                                                                your clients and the eventual recipient of the file on how to best view it.


                                                                Let me point out that we're not being argumentative just for the sake of

                                                                it. This is an important conversation to have and I'm glad you brought

                                                                it up.

                                                                • 30. Re: Interactive pdfs
                                                                  BobLevine MVP & Adobe Community Professional

                                                                  And let's not forget that while Adobe may have invented the format it is

                                                                  now under the ISO umbrella.

                                                                  • 31. Re: Interactive pdfs
                                                                    Eugene Tyson Adobe Community Professional & MVP

                                                                    At the same time too though Bob - browsers shouldn't be able to automatically set your default application to their own brand.


                                                                    It should really be given an option of which PDF viewer to use.


                                                                    Much like what happens on my phone when I try to open a video it offers, the inbuilt Video player, YouTube or whatever else I have installed.


                                                                    I put this down to Browsers being unfair and pushing their software on people who don't know any better.


                                                                    I'm sure there are laws about this sort of thing?


                                                                    Again though it's not Adobe's responsibility to make the PDFs more universally accepted - they have enough to do with this format.


                                                                    It really is the browsers responsibiity and 3rd party PDF readers responsibility to get it working.



                                                                    And they don't do this - so the OP needs to educate the people downloading the files on

                                                                    • the limiations in other browers
                                                                    • expecations on tablets
                                                                    • instructions to download adobe reader
                                                                    • instructoins to enable Acrobat in the browser
                                                                    • and other things mentioned here
                                                                    • 32. Re: Interactive pdfs
                                                                      BobLevine MVP & Adobe Community Professional

                                                                      I have never made any choices about it but Chrome uses the Adobe plugin

                                                                      to read PDFs here as does Internet Explorer 10.

                                                                      • 33. Re: Interactive pdfs
                                                                        Eugene Tyson Adobe Community Professional & MVP

                                                                        Found this online


                                                                        http://stackoverflow.com/questions/4122061/javascript-detect-adobe-reader-plugin-for-brows er

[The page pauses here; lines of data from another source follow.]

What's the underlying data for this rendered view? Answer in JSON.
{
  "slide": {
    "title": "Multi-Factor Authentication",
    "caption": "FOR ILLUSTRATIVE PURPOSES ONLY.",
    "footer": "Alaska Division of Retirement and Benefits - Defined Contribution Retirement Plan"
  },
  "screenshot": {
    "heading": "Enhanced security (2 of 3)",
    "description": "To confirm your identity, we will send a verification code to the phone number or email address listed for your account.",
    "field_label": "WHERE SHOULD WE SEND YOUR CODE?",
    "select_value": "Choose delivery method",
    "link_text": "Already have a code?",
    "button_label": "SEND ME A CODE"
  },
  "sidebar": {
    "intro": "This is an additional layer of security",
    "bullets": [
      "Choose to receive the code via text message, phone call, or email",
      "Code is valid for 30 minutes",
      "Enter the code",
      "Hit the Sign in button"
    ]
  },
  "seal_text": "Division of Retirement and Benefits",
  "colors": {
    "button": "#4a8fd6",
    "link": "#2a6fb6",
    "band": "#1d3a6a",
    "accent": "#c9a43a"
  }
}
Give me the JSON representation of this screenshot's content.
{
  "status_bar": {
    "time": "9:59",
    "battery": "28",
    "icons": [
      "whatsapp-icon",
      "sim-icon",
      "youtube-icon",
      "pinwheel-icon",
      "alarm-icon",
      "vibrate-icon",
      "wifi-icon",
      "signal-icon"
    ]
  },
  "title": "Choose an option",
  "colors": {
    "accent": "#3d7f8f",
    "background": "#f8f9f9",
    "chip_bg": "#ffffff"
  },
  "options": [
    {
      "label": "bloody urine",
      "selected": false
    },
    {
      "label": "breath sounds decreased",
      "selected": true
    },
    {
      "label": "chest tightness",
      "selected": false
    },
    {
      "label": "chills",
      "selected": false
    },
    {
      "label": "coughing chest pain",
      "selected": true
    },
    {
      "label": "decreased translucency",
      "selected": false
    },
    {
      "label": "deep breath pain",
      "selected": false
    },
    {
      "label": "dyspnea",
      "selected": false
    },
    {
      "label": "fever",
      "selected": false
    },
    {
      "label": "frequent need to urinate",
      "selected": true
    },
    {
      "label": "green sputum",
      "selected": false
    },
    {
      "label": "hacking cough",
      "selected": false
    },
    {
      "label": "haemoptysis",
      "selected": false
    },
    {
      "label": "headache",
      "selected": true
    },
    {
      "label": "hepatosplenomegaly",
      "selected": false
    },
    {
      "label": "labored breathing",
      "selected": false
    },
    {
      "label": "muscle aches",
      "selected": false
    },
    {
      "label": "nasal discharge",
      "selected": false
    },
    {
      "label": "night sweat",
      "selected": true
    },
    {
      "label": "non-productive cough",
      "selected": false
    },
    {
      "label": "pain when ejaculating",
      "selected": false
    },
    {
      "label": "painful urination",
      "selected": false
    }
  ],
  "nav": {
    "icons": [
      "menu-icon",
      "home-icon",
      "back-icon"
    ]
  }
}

                                                                        It will detect what PDF browser is on in the browser.



                                                                        Might be useful for the OP to include on their site - and be part of a solution.